Search the listing below for the string "Number" and show each line that contains it.
--
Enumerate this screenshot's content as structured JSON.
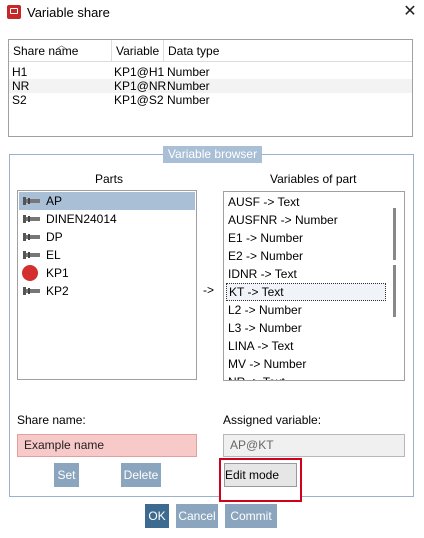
{
  "window": {
    "title": "Variable share"
  },
  "share_table": {
    "columns": [
      "Share name",
      "Variable",
      "Data type"
    ],
    "rows": [
      {
        "share_name": "H1",
        "variable": "KP1@H1",
        "data_type": "Number"
      },
      {
        "share_name": "NR",
        "variable": "KP1@NR",
        "data_type": "Number"
      },
      {
        "share_name": "S2",
        "variable": "KP1@S2",
        "data_type": "Number"
      }
    ]
  },
  "variable_browser": {
    "legend": "Variable browser",
    "parts_title": "Parts",
    "variables_title": "Variables of part",
    "parts": [
      "AP",
      "DINEN24014",
      "DP",
      "EL",
      "KP1",
      "KP2"
    ],
    "selected_part": "AP",
    "variables": [
      "AUSF -> Text",
      "AUSFNR -> Number",
      "E1 -> Number",
      "E2 -> Number",
      "IDNR -> Text",
      "KT -> Text",
      "L2 -> Number",
      "L3 -> Number",
      "LINA -> Text",
      "MV -> Number",
      "NR -> Text"
    ],
    "focused_variable": "KT -> Text",
    "arrow": "->"
  },
  "share_name": {
    "label": "Share name:",
    "value": "Example name"
  },
  "assigned_variable": {
    "label": "Assigned variable:",
    "value": "AP@KT"
  },
  "buttons": {
    "set": "Set",
    "delete": "Delete",
    "edit_mode": "Edit mode",
    "ok": "OK",
    "cancel": "Cancel",
    "commit": "Commit"
  },
  "colors": {
    "accent": "#a8bfd6",
    "button": "#8aa5bd",
    "ok_button": "#3d6b8f",
    "error_field": "#f8c9c9",
    "highlight_border": "#d0021b"
  }
}
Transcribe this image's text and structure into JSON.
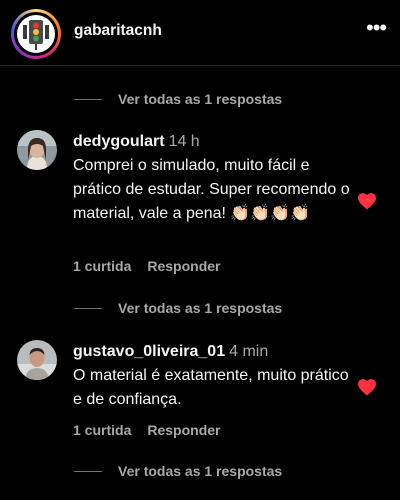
{
  "header": {
    "username": "gabaritacnh",
    "more_icon": "more-horizontal-icon"
  },
  "view_replies_label": "Ver todas as 1 respostas",
  "comments": [
    {
      "username": "dedygoulart",
      "time": "14 h",
      "text": "Comprei o simulado, muito fácil e prático de estudar. Super recomendo o material, vale a pena! 👏🏻👏🏻👏🏻👏🏻",
      "likes": "1 curtida",
      "reply_label": "Responder",
      "liked": true
    },
    {
      "username": "gustavo_0liveira_01",
      "time": "4 min",
      "text": "O material é exatamente, muito prático e de confiança.",
      "likes": "1 curtida",
      "reply_label": "Responder",
      "liked": true
    }
  ],
  "colors": {
    "background": "#000000",
    "text": "#f5f5f5",
    "muted": "#a8a8a8",
    "heart": "#ff3040"
  }
}
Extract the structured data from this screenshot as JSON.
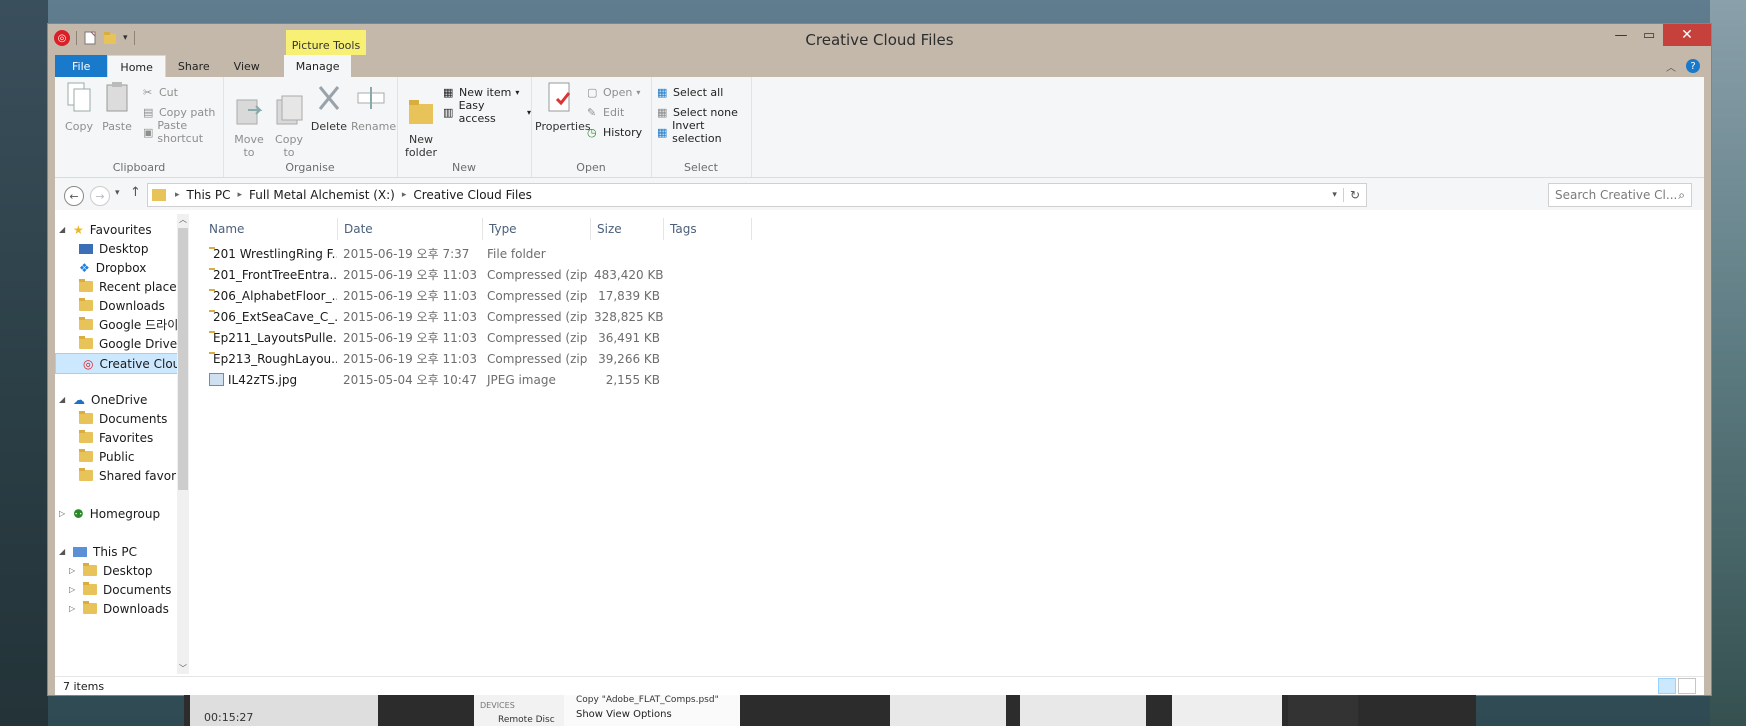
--
» **Solved exercise**:
        "data_type": "Number"
        "data_type": "Number"
        "data_type": "Number"
      "AUSFNR -> Number",
      "E1 -> Number",
      "E2 -> Number",
      "L2 -> Number",
      "L3 -> Number",
      "MV -> Number",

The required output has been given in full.